automated interface will improve dispatch efficiency, especially during heavy storm situations. United is also in the process of considering adding fault indicators with remote reporting capability in the near future. Several products are now on the market that will allow at least fault status to be reported in various ways back to the office. Uniteds preliminary review seems to indicate that such devices could be integrated into the existing SCADA master station, maintaining the continuity and associated benefits as with the other DA devices. United plans to deploy these fault indicators on major feeders at normally closed switch locations so that in the event of a fault, field personnel are dispatched to the optimum sectionalizing location. Discussions with an investor-owned utility that uses fault indication without the remote capability seem to suggest that this could be beneficial. If the communications can be implemented quickly and affordably, the return on investment may urge United to test and potentially implement this technology. Finally, United will soon need to make a decision on the future of the DA communication network. As the existing SCADA system is replaced and current radios near obsolescence, United is investigating available technologies with an eye toward implementing DNP at higher bandwidths using secured transmission control protocol TCP/IP. This upgrade will take advantage of the next generation controls that have this capability. Radios are also on the market that meet these requirements and also offer mesh capability that could drastically improve communications reliability. For this functionality to become a reality, licensed radios will most likely be considered in future. Conclusions It is the intent of this review to demonstrate some of the benefits of distribution system automation. It should be clear through the evidence presented that United has been successful at implementing DA technologies in several ways to benefit its members. In fact, because of this success, United is proactively pursuing newer technologies for its future DA plans. In so doing, United will continue finding ways to keep reliability, availability, and overall member satisfaction at the highest level of industry standards. References
[1] J. S. Parsons and H. G. Barnett, Distribution systems, in Electrical Transmission and Distribution Reference Book, 5th ed. Raleigh, NC: ABB Power T&D Company Inc., 1997, p. 679. [2] J. E. Barkle Jr. and R. L. Tremaine, Power-system stability: Basic elements of theory and application, in Electrical Transmission and Distribution Reference Book, 5th ed. Raleigh, NC: ABB Power T&D Company Inc., 1997, p. 471.

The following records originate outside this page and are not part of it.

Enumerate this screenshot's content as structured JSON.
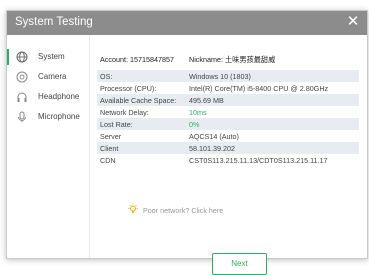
{
  "window": {
    "title": "System Testing",
    "close_icon": "close-icon"
  },
  "sidebar": {
    "items": [
      {
        "label": "System",
        "icon": "globe-icon",
        "active": true
      },
      {
        "label": "Camera",
        "icon": "camera-icon",
        "active": false
      },
      {
        "label": "Headphone",
        "icon": "headphone-icon",
        "active": false
      },
      {
        "label": "Microphone",
        "icon": "microphone-icon",
        "active": false
      }
    ]
  },
  "main": {
    "account_label": "Account: 15715847857",
    "nickname_label": "Nickname: 土味男孩最甜威",
    "rows": [
      {
        "key": "OS:",
        "value": "Windows 10 (1803)"
      },
      {
        "key": "Processor (CPU):",
        "value": "Intel(R) Core(TM) i5-8400 CPU @ 2.80GHz"
      },
      {
        "key": "Available Cache Space:",
        "value": "495.69 MB"
      },
      {
        "key": "Network Delay:",
        "value": "10ms"
      },
      {
        "key": "Lost Rate:",
        "value": "0%"
      },
      {
        "key": "Server",
        "value": "AQCS14 (Auto)"
      },
      {
        "key": "Client",
        "value": "58.101.39.202"
      },
      {
        "key": "CDN",
        "value": "CST0S113.215.11.13/CDT0S113.215.11.17"
      }
    ],
    "poor_network_text": "Poor network? Click here",
    "next_label": "Next"
  },
  "colors": {
    "accent": "#2aae67",
    "title_bar": "#8c8c8c",
    "row_shade": "#e8ecf1"
  }
}
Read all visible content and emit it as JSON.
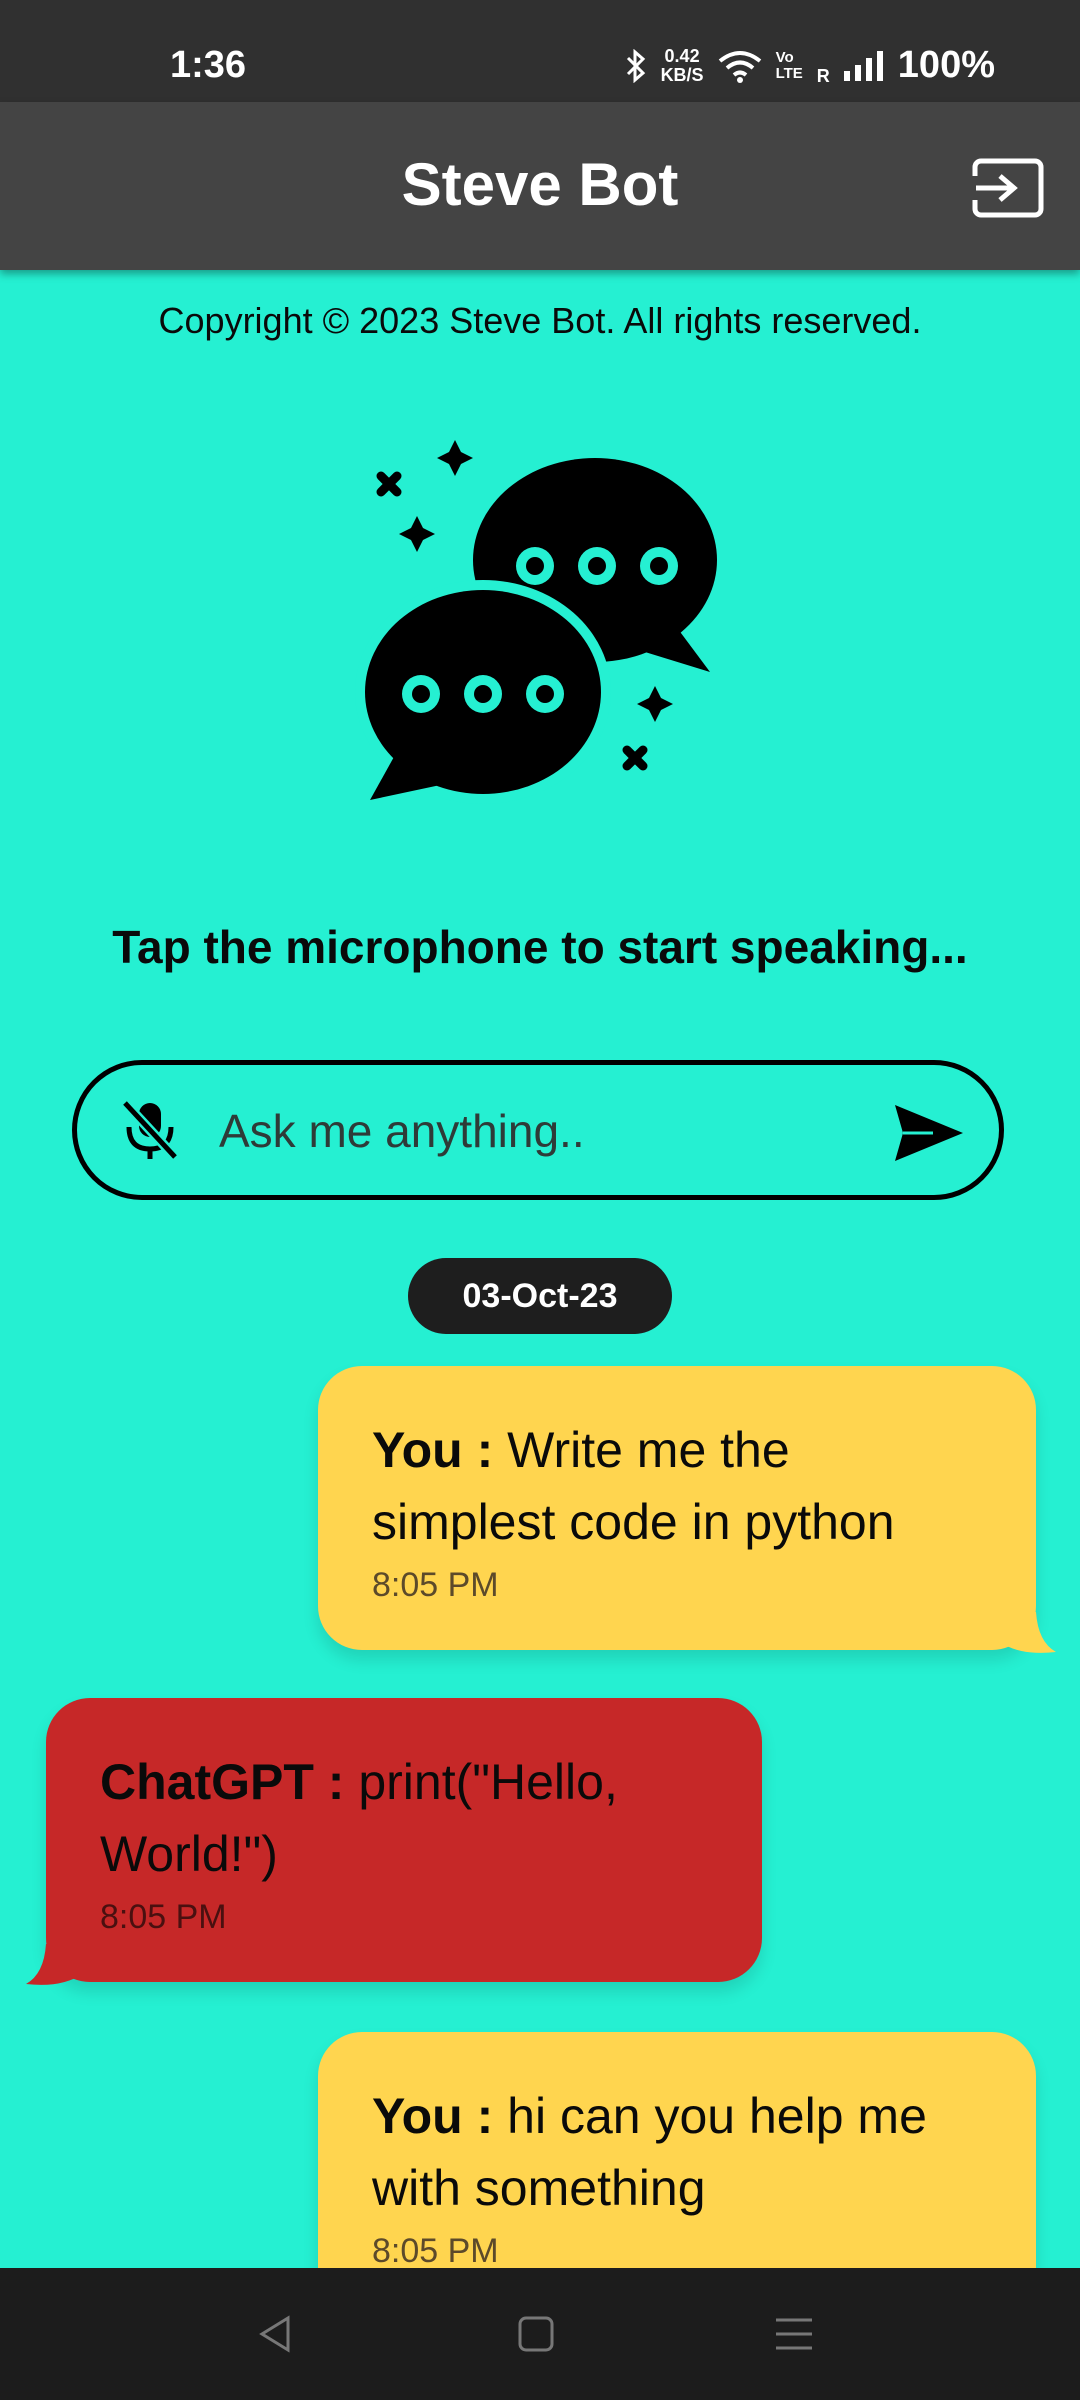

Cameron L. Smallwood ( and Jared Wennermark are with United Cooperative Services in Cleburne, Texas. Smallwood is a Senior Member of the IEEE. This article first appeared as The Benefits of Distribution Automation to a Rural Electric Cooperative at the 2009 IEEE Rural Electric Power Conference.